• **EXERCISE**
Which lines below mention "JSON"? Pick each one out.

• **RECORDS SHOWN**
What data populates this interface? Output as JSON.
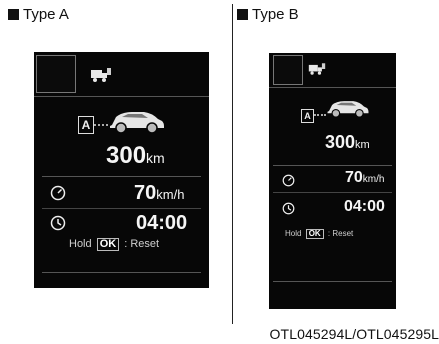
{
  "type_a_label": "Type A",
  "type_b_label": "Type B",
  "caption": "OTL045294L/OTL045295L",
  "screen": {
    "mode_badge": "A",
    "range_value": "300",
    "range_unit": "km",
    "speed_value": "70",
    "speed_unit": "km/h",
    "time_value": "04:00",
    "hold_text": "Hold",
    "ok_text": "OK",
    "reset_text": ": Reset"
  },
  "icons": {
    "square": "filled-square-icon",
    "fuel_truck": "fuel-truck-icon",
    "car": "car-icon",
    "speedometer": "speedometer-icon",
    "clock": "clock-icon"
  },
  "colors": {
    "screen_bg": "#070707",
    "text": "#f5f5f5",
    "divider": "#555555"
  }
}
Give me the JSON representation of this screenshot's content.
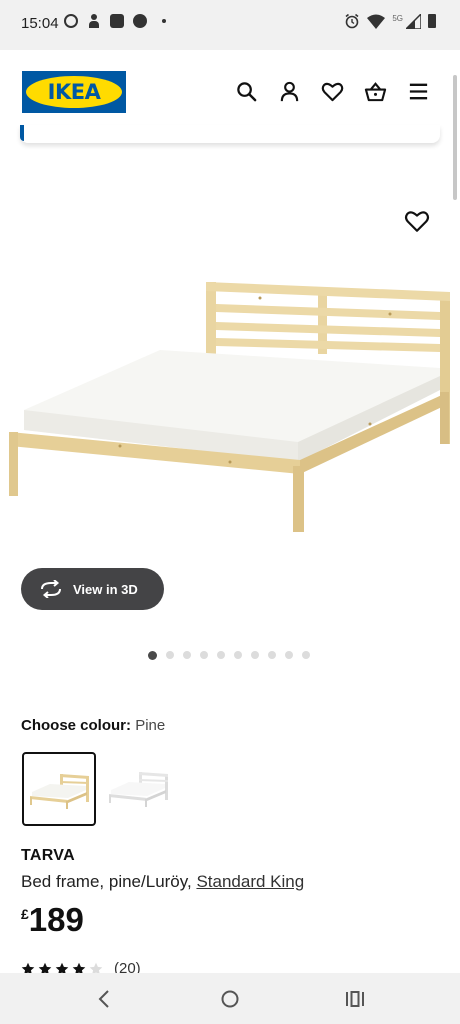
{
  "status_bar": {
    "time": "15:04",
    "left_icons": [
      "whatsapp-icon",
      "person-icon",
      "app-icon",
      "motorola-icon",
      "dot-icon"
    ],
    "network_label": "5G",
    "right_icons": [
      "alarm-icon",
      "wifi-icon",
      "signal-icon",
      "battery-icon"
    ]
  },
  "header": {
    "logo_text": "IKEA",
    "icons": [
      "search-icon",
      "account-icon",
      "heart-icon",
      "basket-icon",
      "menu-icon"
    ],
    "brand_colors": {
      "blue": "#0058a3",
      "yellow": "#ffdb00"
    }
  },
  "gallery": {
    "view_3d_label": "View in 3D",
    "dot_count": 10,
    "active_dot": 1
  },
  "colour": {
    "label": "Choose colour:",
    "selected": "Pine",
    "swatches": [
      "pine",
      "white"
    ]
  },
  "product": {
    "name": "TARVA",
    "description": "Bed frame, pine/Luröy, ",
    "size_link": "Standard King",
    "currency": "£",
    "price": "189",
    "rating_stars": 4,
    "rating_count": "(20)"
  },
  "nav_bar": {
    "buttons": [
      "back-icon",
      "home-icon",
      "recents-icon"
    ]
  }
}
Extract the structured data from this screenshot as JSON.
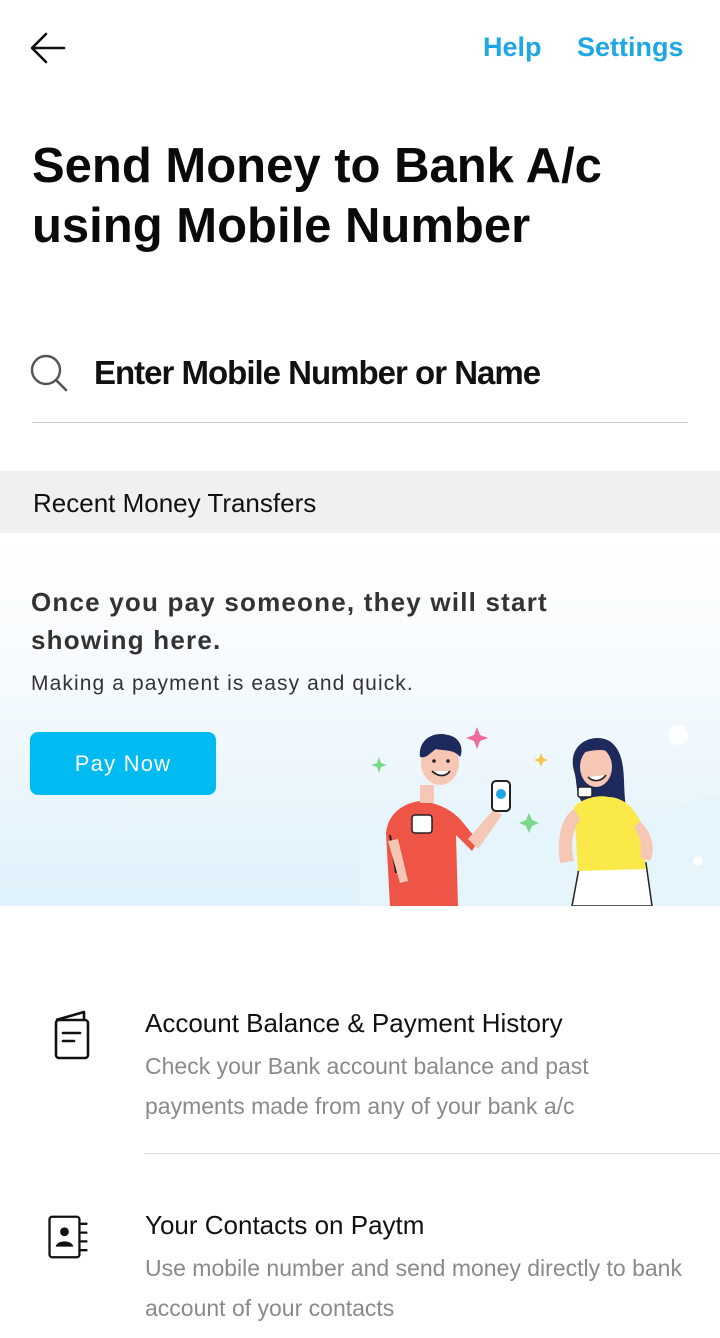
{
  "header": {
    "back_icon": "arrow-left-icon",
    "help_label": "Help",
    "settings_label": "Settings",
    "link_color": "#1ea7e4"
  },
  "page": {
    "title": "Send Money to Bank A/c\nusing Mobile Number"
  },
  "search": {
    "icon": "search-icon",
    "placeholder": "Enter Mobile Number or Name",
    "value": ""
  },
  "recent": {
    "section_title": "Recent Money Transfers",
    "empty_heading": "Once you pay someone, they will start\nshowing here.",
    "empty_subtext": "Making a payment is easy and quick.",
    "pay_now_label": "Pay Now",
    "button_color": "#00baf2"
  },
  "features": [
    {
      "icon": "passbook-icon",
      "title": "Account Balance & Payment History",
      "description": "Check your Bank account balance and past payments made from any of your bank a/c"
    },
    {
      "icon": "contacts-book-icon",
      "title": "Your Contacts on Paytm",
      "description": "Use mobile number and send money directly to bank account of your contacts"
    }
  ]
}
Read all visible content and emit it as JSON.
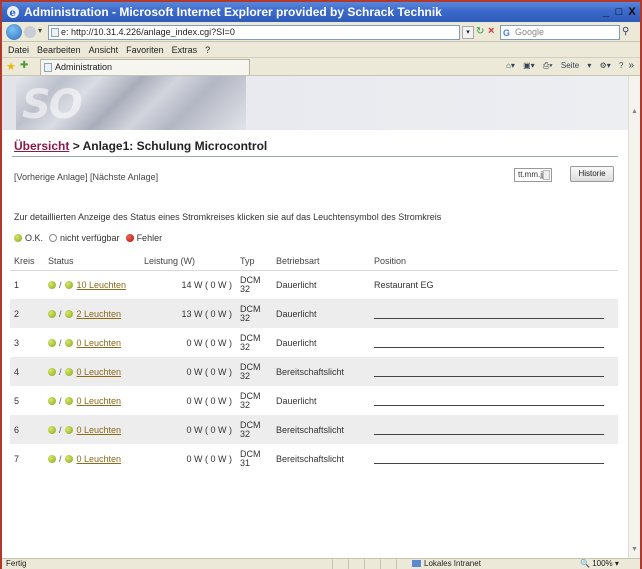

• **EXERCISE RESPONSE**
What data populates this interface? Output as JSON.
Give me the JSON representation of this screenshot's content.
Extract the structured data from this screenshot as JSON.
Read all visible content and emit it as JSON.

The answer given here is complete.